Ganglion cysts are noncancerous lumps that most commonly develop along the tendons or joints of your wrists or hands. They also may occur in the ankles and feet. Ganglion cysts are typically round or oval and are filled with a jellylike fluid.
Small ganglion cysts can be pea-sized, while larger ones can be around an inch in diameter. Ganglion cysts can be painful if they press on a nearby nerve. Their location can sometimes interfere with joint movement. If you have no symptoms, no treatment is necessary. In many cases, the cysts go away on their own.
Although the exact cause of ganglion cysts is unknown, they may arise from trauma. It grows out of a joint or the lining of a tendon, looking like a tiny water balloon on a stalk, and seems to occur when the tissue that surrounds a joint or a tendon bulges out of place. Inside the cyst is a thick lubricating fluid similar to that found in joints or around tendons.
A ganglion cyst is associated with one or more of the following symptoms:

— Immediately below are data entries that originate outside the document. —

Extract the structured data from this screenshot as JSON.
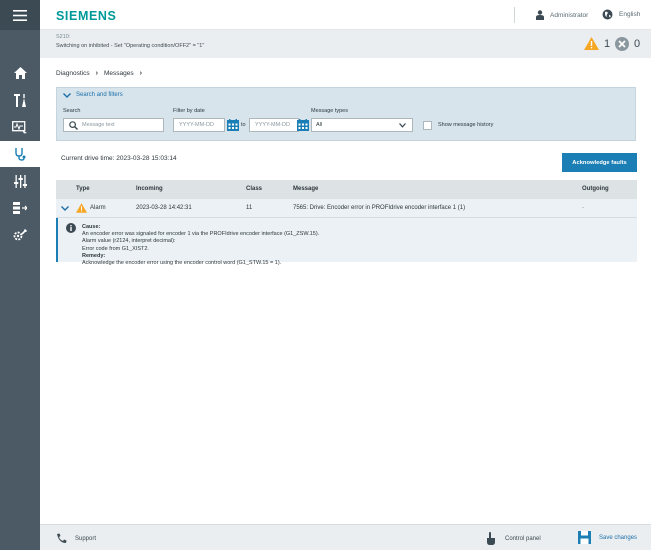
{
  "header": {
    "logo": "SIEMENS",
    "user": "Administrator",
    "language": "English"
  },
  "status": {
    "code": "S210:",
    "text": "Switching on inhibited - Set \"Operating condition/OFF2\" = \"1\"",
    "alarm_count": "1",
    "fault_count": "0"
  },
  "breadcrumb": [
    "Diagnostics",
    "Messages"
  ],
  "filters": {
    "toggle_label": "Search and filters",
    "search_label": "Search",
    "search_placeholder": "Message text",
    "date_label": "Filter by date",
    "date_from_placeholder": "YYYY-MM-DD",
    "date_to_label": "to",
    "date_to_placeholder": "YYYY-MM-DD",
    "types_label": "Message types",
    "types_value": "All",
    "history_label": "Show message history"
  },
  "drive_time": "Current drive time: 2023-03-28 15:03:14",
  "ack_button": "Acknowledge faults",
  "table": {
    "columns": [
      "Type",
      "Incoming",
      "Class",
      "Message",
      "Outgoing"
    ],
    "rows": [
      {
        "type": "Alarm",
        "incoming": "2023-03-28 14:42:31",
        "class": "11",
        "message": "7565: Drive: Encoder error in PROFIdrive encoder interface 1 (1)",
        "outgoing": "-"
      }
    ],
    "detail": {
      "cause_title": "Cause:",
      "cause_1": "An encoder error was signaled for encoder 1 via the PROFIdrive encoder interface (G1_ZSW.15).",
      "cause_2": "Alarm value (r2124, interpret decimal):",
      "cause_3": "Error code from G1_XIST2.",
      "remedy_title": "Remedy:",
      "remedy_1": "Acknowledge the encoder error using the encoder control word (G1_STW.15 = 1)."
    }
  },
  "footer": {
    "support": "Support",
    "control_panel": "Control panel",
    "save": "Save changes"
  },
  "colors": {
    "brand": "#009999",
    "accent": "#1b7fb5",
    "warning": "#f5a623",
    "sidebar": "#4b5a64"
  }
}
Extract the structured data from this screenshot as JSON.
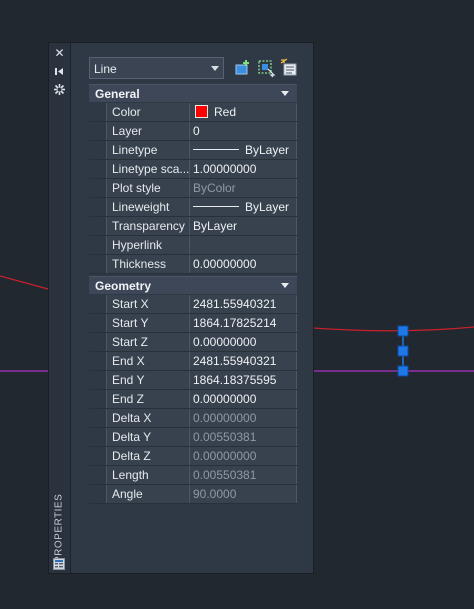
{
  "palette": {
    "title": "PROPERTIES",
    "selector": {
      "value": "Line"
    },
    "icons": [
      "close-icon",
      "autohide-icon",
      "palette-settings-icon",
      "toggle-pickadd-icon",
      "select-objects-icon",
      "quick-select-icon",
      "properties-palette-icon"
    ]
  },
  "general": {
    "title": "General",
    "rows": [
      {
        "label": "Color",
        "value": "Red",
        "readonly": false,
        "decor": "swatch"
      },
      {
        "label": "Layer",
        "value": "0",
        "readonly": false
      },
      {
        "label": "Linetype",
        "value": "ByLayer",
        "readonly": false,
        "decor": "line"
      },
      {
        "label": "Linetype sca...",
        "value": "1.00000000",
        "readonly": false
      },
      {
        "label": "Plot style",
        "value": "ByColor",
        "readonly": true
      },
      {
        "label": "Lineweight",
        "value": "ByLayer",
        "readonly": false,
        "decor": "line"
      },
      {
        "label": "Transparency",
        "value": "ByLayer",
        "readonly": false
      },
      {
        "label": "Hyperlink",
        "value": "",
        "readonly": false
      },
      {
        "label": "Thickness",
        "value": "0.00000000",
        "readonly": false
      }
    ]
  },
  "geometry": {
    "title": "Geometry",
    "rows": [
      {
        "label": "Start X",
        "value": "2481.55940321",
        "readonly": false
      },
      {
        "label": "Start Y",
        "value": "1864.17825214",
        "readonly": false
      },
      {
        "label": "Start Z",
        "value": "0.00000000",
        "readonly": false
      },
      {
        "label": "End X",
        "value": "2481.55940321",
        "readonly": false
      },
      {
        "label": "End Y",
        "value": "1864.18375595",
        "readonly": false
      },
      {
        "label": "End Z",
        "value": "0.00000000",
        "readonly": false
      },
      {
        "label": "Delta X",
        "value": "0.00000000",
        "readonly": true
      },
      {
        "label": "Delta Y",
        "value": "0.00550381",
        "readonly": true
      },
      {
        "label": "Delta Z",
        "value": "0.00000000",
        "readonly": true
      },
      {
        "label": "Length",
        "value": "0.00550381",
        "readonly": true
      },
      {
        "label": "Angle",
        "value": "90.0000",
        "readonly": true
      }
    ]
  },
  "colors": {
    "canvas": "#212830",
    "red_line": "#c8202a",
    "magenta_line": "#b030c8",
    "grip": "#1e78e6"
  }
}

To diagnose a ganglion cyst, we will perform a thorough examination of the foot. We may shine a light through the cyst or remove a small amount of fluid from the cyst for evaluation. In some cases, X-rays and additional imaging studies may be performed.
If your ganglion cyst is causing you problems, we may suggest draining the cyst with a needle. Removing the cyst surgically also is an option.